This creature – the size of a grape – was considered extinct for more than 40 years until, by chance, a man discovered one in an alleyway in Hamilton, the capital of Bermuda.
“It was 2014, and a member of the public walked into my office and opened his hand, and inside his hand was a snail shell,” recalls Mark Outerbridge, a wildlife ecologist at the Bermuda Department of Environment. “He said to me, ‘I think it might be an extinct species.'”
The solitary shell led to the discovery of a population, sparking a conservation effort. Outerbridge contacted Garcia – who had previously worked in Bermuda with skinks (a type of lizard) – and together they decided to ship 60 of the snails to Chester, where they could be studied and eventually bred.
Since then, more than 100,000 Bermuda land snails have been reintroduced to various locations in the archipelago, which Garcia considers one of the greatest examples of single-species reintroduction.
“They are doing very well: we see the animals settling, reproducing and spreading,” he says. In fact, the species does so well on its own that it thinks it no longer needs to be kept in a zoo.
The hope is that the smaller land snail will follow the slimy trail of the larger one. “We used the large Bermuda land snail as a surrogate, or the research surrogate, assuming that if they do well, the small Bermuda land snail will also do well,” says Outerbridge.
Killer peppers and chickens
But the long-term recovery of a species from such small numbers is difficult. Agriculture is not a panacea and must be combined with other conservation measures.
According to Outerbridge, major and minor land snails were threatened by predators such as flatworms, carnivorous snails and feral chickens, invasive species introduced to Bermuda by humans over the past 50 years (some on purpose, from others accidentally). For populations to thrive again, these threats must be reduced.

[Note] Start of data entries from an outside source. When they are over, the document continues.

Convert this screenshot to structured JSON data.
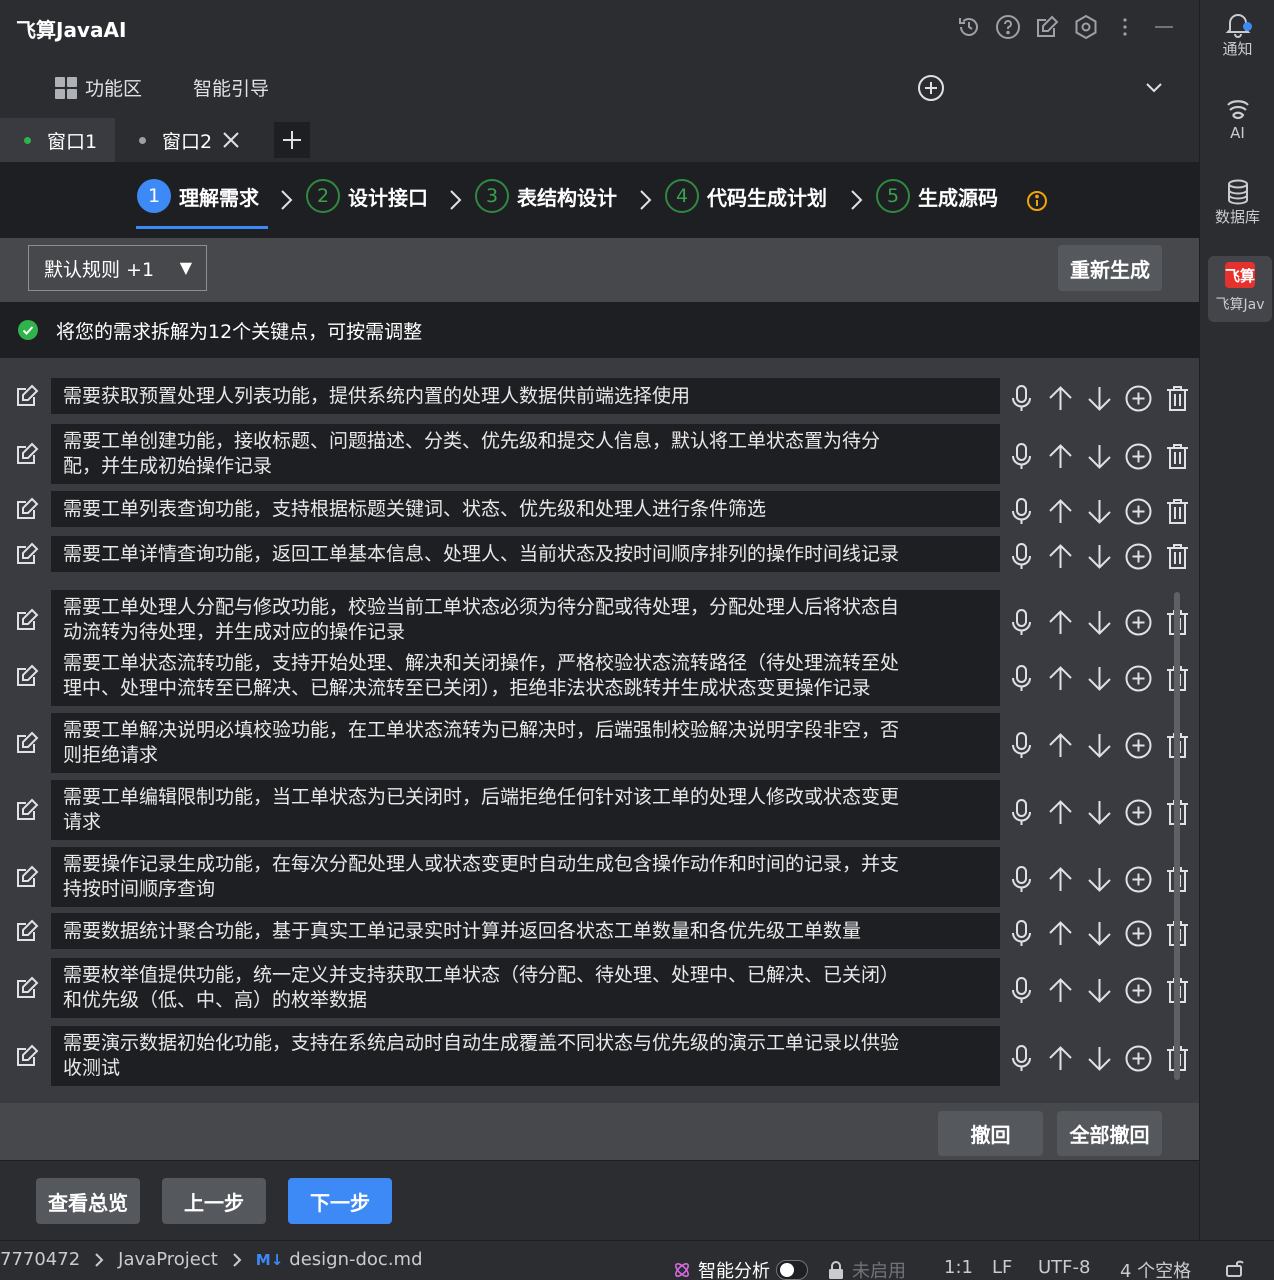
{
  "app": {
    "title": "飞算JavaAI",
    "func_area": "功能区",
    "smart_guide": "智能引导"
  },
  "window_tabs": [
    {
      "label": "窗口1",
      "dot_color": "#2fb34a"
    },
    {
      "label": "窗口2",
      "dot_color": "#9ca0a6"
    }
  ],
  "steps": [
    {
      "num": "1",
      "label": "理解需求"
    },
    {
      "num": "2",
      "label": "设计接口"
    },
    {
      "num": "3",
      "label": "表结构设计"
    },
    {
      "num": "4",
      "label": "代码生成计划"
    },
    {
      "num": "5",
      "label": "生成源码"
    }
  ],
  "rule_select": {
    "value": "默认规则 +1"
  },
  "regenerate_label": "重新生成",
  "summary_text": "将您的需求拆解为12个关键点，可按需调整",
  "requirements": [
    {
      "lines": [
        "需要获取预置处理人列表功能，提供系统内置的处理人数据供前端选择使用"
      ]
    },
    {
      "lines": [
        "需要工单创建功能，接收标题、问题描述、分类、优先级和提交人信息，默认将工单状态置为待分",
        "配，并生成初始操作记录"
      ]
    },
    {
      "lines": [
        "需要工单列表查询功能，支持根据标题关键词、状态、优先级和处理人进行条件筛选"
      ]
    },
    {
      "lines": [
        "需要工单详情查询功能，返回工单基本信息、处理人、当前状态及按时间顺序排列的操作时间线记录"
      ]
    },
    {
      "lines": [
        "需要工单处理人分配与修改功能，校验当前工单状态必须为待分配或待处理，分配处理人后将状态自",
        "动流转为待处理，并生成对应的操作记录"
      ]
    },
    {
      "lines": [
        "需要工单状态流转功能，支持开始处理、解决和关闭操作，严格校验状态流转路径（待处理流转至处",
        "理中、处理中流转至已解决、已解决流转至已关闭），拒绝非法状态跳转并生成状态变更操作记录"
      ]
    },
    {
      "lines": [
        "需要工单解决说明必填校验功能，在工单状态流转为已解决时，后端强制校验解决说明字段非空，否",
        "则拒绝请求"
      ]
    },
    {
      "lines": [
        "需要工单编辑限制功能，当工单状态为已关闭时，后端拒绝任何针对该工单的处理人修改或状态变更",
        "请求"
      ]
    },
    {
      "lines": [
        "需要操作记录生成功能，在每次分配处理人或状态变更时自动生成包含操作动作和时间的记录，并支",
        "持按时间顺序查询"
      ]
    },
    {
      "lines": [
        "需要数据统计聚合功能，基于真实工单记录实时计算并返回各状态工单数量和各优先级工单数量"
      ]
    },
    {
      "lines": [
        "需要枚举值提供功能，统一定义并支持获取工单状态（待分配、待处理、处理中、已解决、已关闭）",
        "和优先级（低、中、高）的枚举数据"
      ]
    },
    {
      "lines": [
        "需要演示数据初始化功能，支持在系统启动时自动生成覆盖不同状态与优先级的演示工单记录以供验",
        "收测试"
      ]
    }
  ],
  "buttons": {
    "undo": "撤回",
    "undo_all": "全部撤回",
    "overview": "查看总览",
    "prev": "上一步",
    "next": "下一步"
  },
  "right_strip": {
    "notify": "通知",
    "ai": "AI",
    "database": "数据库",
    "feisuan_logo": "飞算",
    "feisuan": "飞算Jav"
  },
  "statusbar": {
    "path_num": "7770472",
    "project": "JavaProject",
    "md_badge": "M↓",
    "file": "design-doc.md",
    "smart_analysis": "智能分析",
    "disabled": "未启用",
    "position": "1:1",
    "line_ending": "LF",
    "encoding": "UTF-8",
    "indent": "4 个空格"
  },
  "colors": {
    "accent": "#3d8af7",
    "step_pending": "#2f8a40",
    "info": "#f0a30a",
    "success": "#2fb34a",
    "logo_red": "#e5322d"
  }
}
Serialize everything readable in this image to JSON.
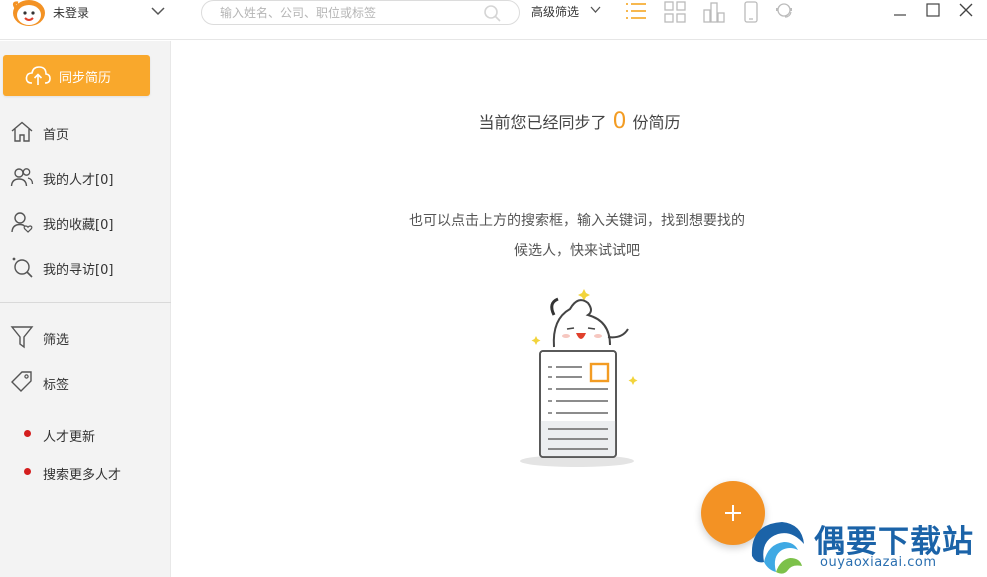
{
  "header": {
    "user_label": "未登录",
    "search_placeholder": "输入姓名、公司、职位或标签",
    "advanced_filter_label": "高级筛选",
    "icons": [
      "list-view-icon",
      "grid-view-icon",
      "org-chart-icon",
      "mobile-icon",
      "support-icon"
    ],
    "window_controls": [
      "minimize",
      "maximize",
      "close"
    ]
  },
  "sidebar": {
    "sync_button_label": "同步简历",
    "nav": [
      {
        "label": "首页",
        "icon": "home-icon"
      },
      {
        "label": "我的人才[0]",
        "icon": "people-icon"
      },
      {
        "label": "我的收藏[0]",
        "icon": "favorite-user-icon"
      },
      {
        "label": "我的寻访[0]",
        "icon": "search-visit-icon"
      }
    ],
    "tools": [
      {
        "label": "筛选",
        "icon": "filter-icon"
      },
      {
        "label": "标签",
        "icon": "tag-icon"
      }
    ],
    "links": [
      {
        "label": "人才更新"
      },
      {
        "label": "搜索更多人才"
      }
    ]
  },
  "main": {
    "sync_prefix": "当前您已经同步了",
    "sync_count": "0",
    "sync_suffix": "份简历",
    "hint_line1": "也可以点击上方的搜索框，输入关键词，找到想要找的",
    "hint_line2": "候选人，快来试试吧"
  },
  "watermark": {
    "name_cn": "偶要下载站",
    "domain": "ouyaoxiazai.com"
  },
  "colors": {
    "accent": "#f9a82c",
    "count": "#f39c23",
    "fab": "#f39224",
    "dot": "#d41e1e",
    "watermark": "#1b63a8"
  }
}
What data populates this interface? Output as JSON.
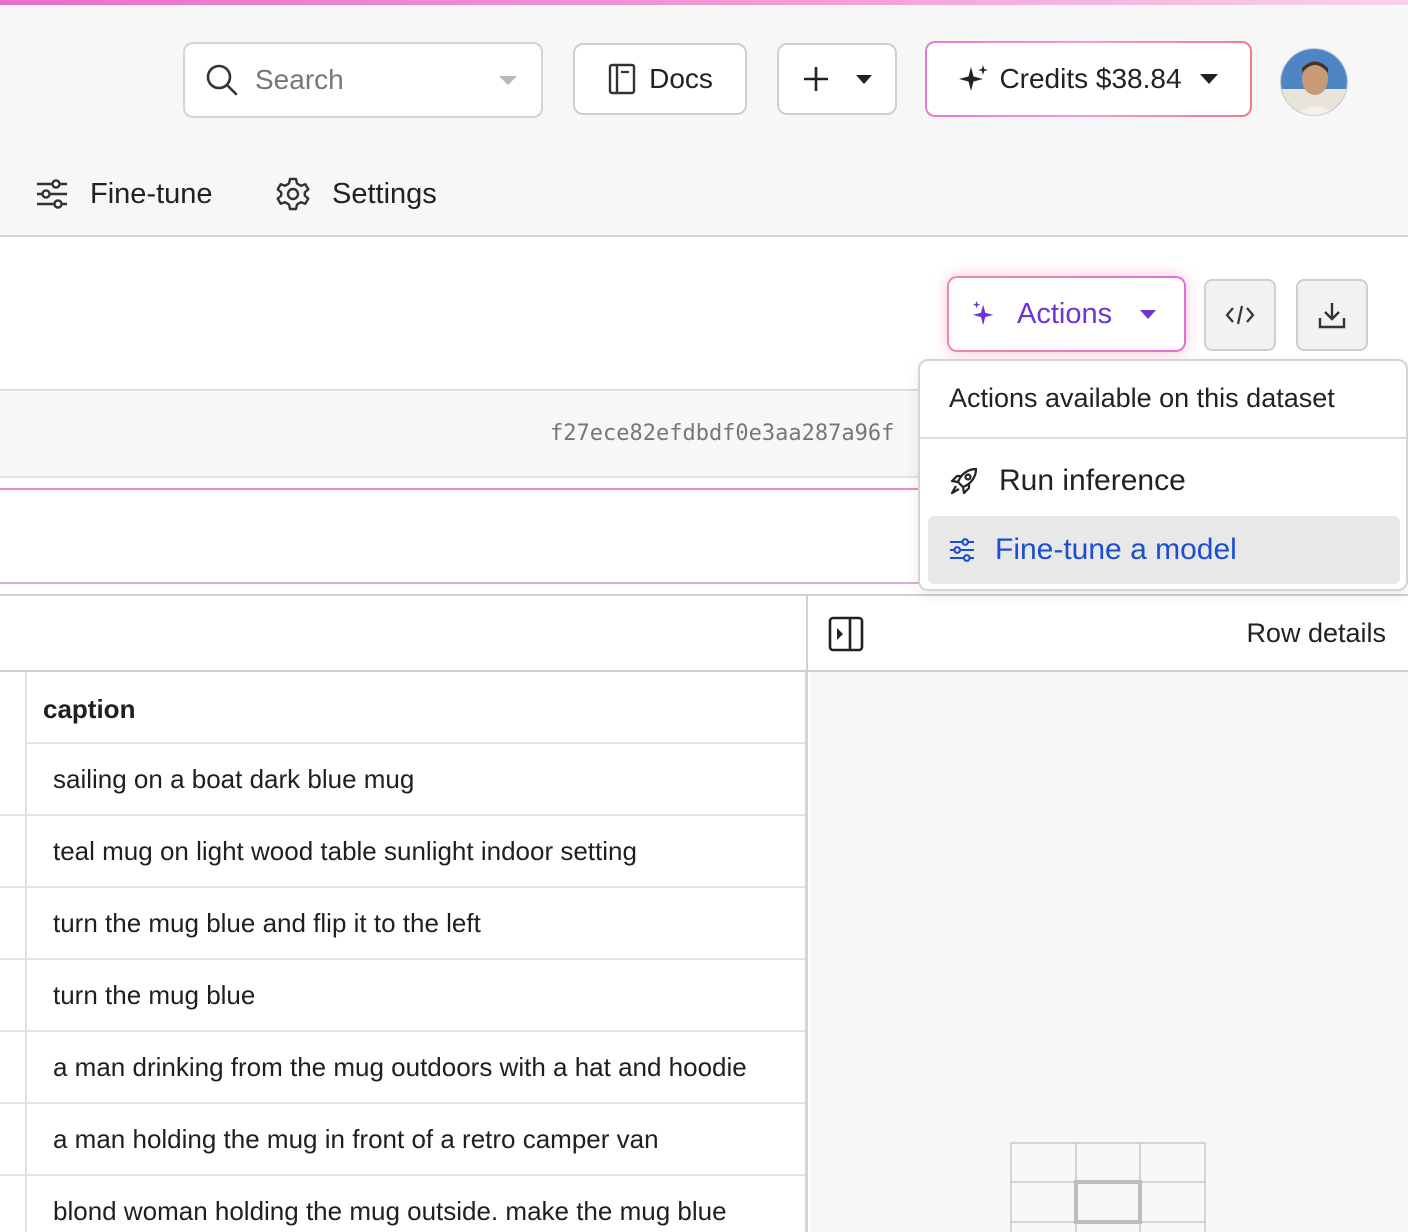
{
  "header": {
    "search": {
      "placeholder": "Search"
    },
    "docs_label": "Docs",
    "credits_label": "Credits $38.84",
    "colors": {
      "credits_border": "#e77ad0",
      "top_accent": "#e86fc8"
    }
  },
  "nav": {
    "items": [
      {
        "label": "Fine-tune",
        "icon": "sliders-icon"
      },
      {
        "label": "Settings",
        "icon": "gear-icon"
      }
    ]
  },
  "toolbar": {
    "actions_label": "Actions",
    "actions_color": "#6d35d6"
  },
  "dataset": {
    "hash": "f27ece82efdbdf0e3aa287a96f"
  },
  "actions_menu": {
    "header": "Actions available on this dataset",
    "items": [
      {
        "label": "Run inference",
        "icon": "rocket-icon",
        "highlighted": false
      },
      {
        "label": "Fine-tune a model",
        "icon": "sliders-icon",
        "highlighted": true
      }
    ],
    "highlight_color": "#1b4fd0"
  },
  "table": {
    "column_header": "caption",
    "rows": [
      "sailing on a boat dark blue mug",
      "teal mug on light wood table sunlight indoor setting",
      "turn the mug blue and flip it to the left",
      "turn the mug blue",
      "a man drinking from the mug outdoors with a hat and hoodie",
      "a man holding the mug in front of a retro camper van",
      "blond woman holding the mug outside. make the mug blue"
    ]
  },
  "details": {
    "label": "Row details"
  }
}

During the early years of the Bermuda Land Snail Project, Outerbridge recalls, he felt pressure because, although the snails were multiplying in British laboratories, there was no safe place to release them. He and his great team have therefore worked hard to create a welcoming environment on the various islands where the reintroduction takes place. For example, on Trunk Island, they focused on eradicating invasive species such as Brazilian pepper, a garden plant introduced in the 1950s that outnumbered many local plants, and replanting native species such as hearts of palm and cedars. They have also introduced management plans to deal with chicken infestations.
“The islands have become life rafts for endangered species that we cannot control on the main island,” says Outerbridge.
Once the islands returned to what they were before the species declined, the team gave Garcia the go-ahead to start returning the snails.
Small snails, big impact
Garcia has long been a small-species advocate. At Chester Zoo, he works in a cluster of shipping containers outside the main zoo, away from the Sumatran tigers and Asian elephants that often attract visitors. The endangered reptiles, amphibians and invertebrates kept in the bins may not be quite as glamorous, but he insists they are no less important. These are some of the most endangered groups of species on the planet, and it is here that scientists study their biology, behavior and breeding habits in a controlled environment, with the aim of reintroducing all species into nature.
When people ask Garcia why he goes out of his way to help creatures as small as Bermuda snails, his response is, “Why do we care about the species we have on the planet?
“Everyone, animals and plants, has a role to play,” he says. “Snails have many functions, one of which is to degrade materials. It’s part of the ecosystem, and if you remove that piece (then) the system doesn’t work.”
He hopes the work they are doing will help engage the public and send a strong message of optimism.
“We can really bring back a species that was on the verge of extinction,” he says.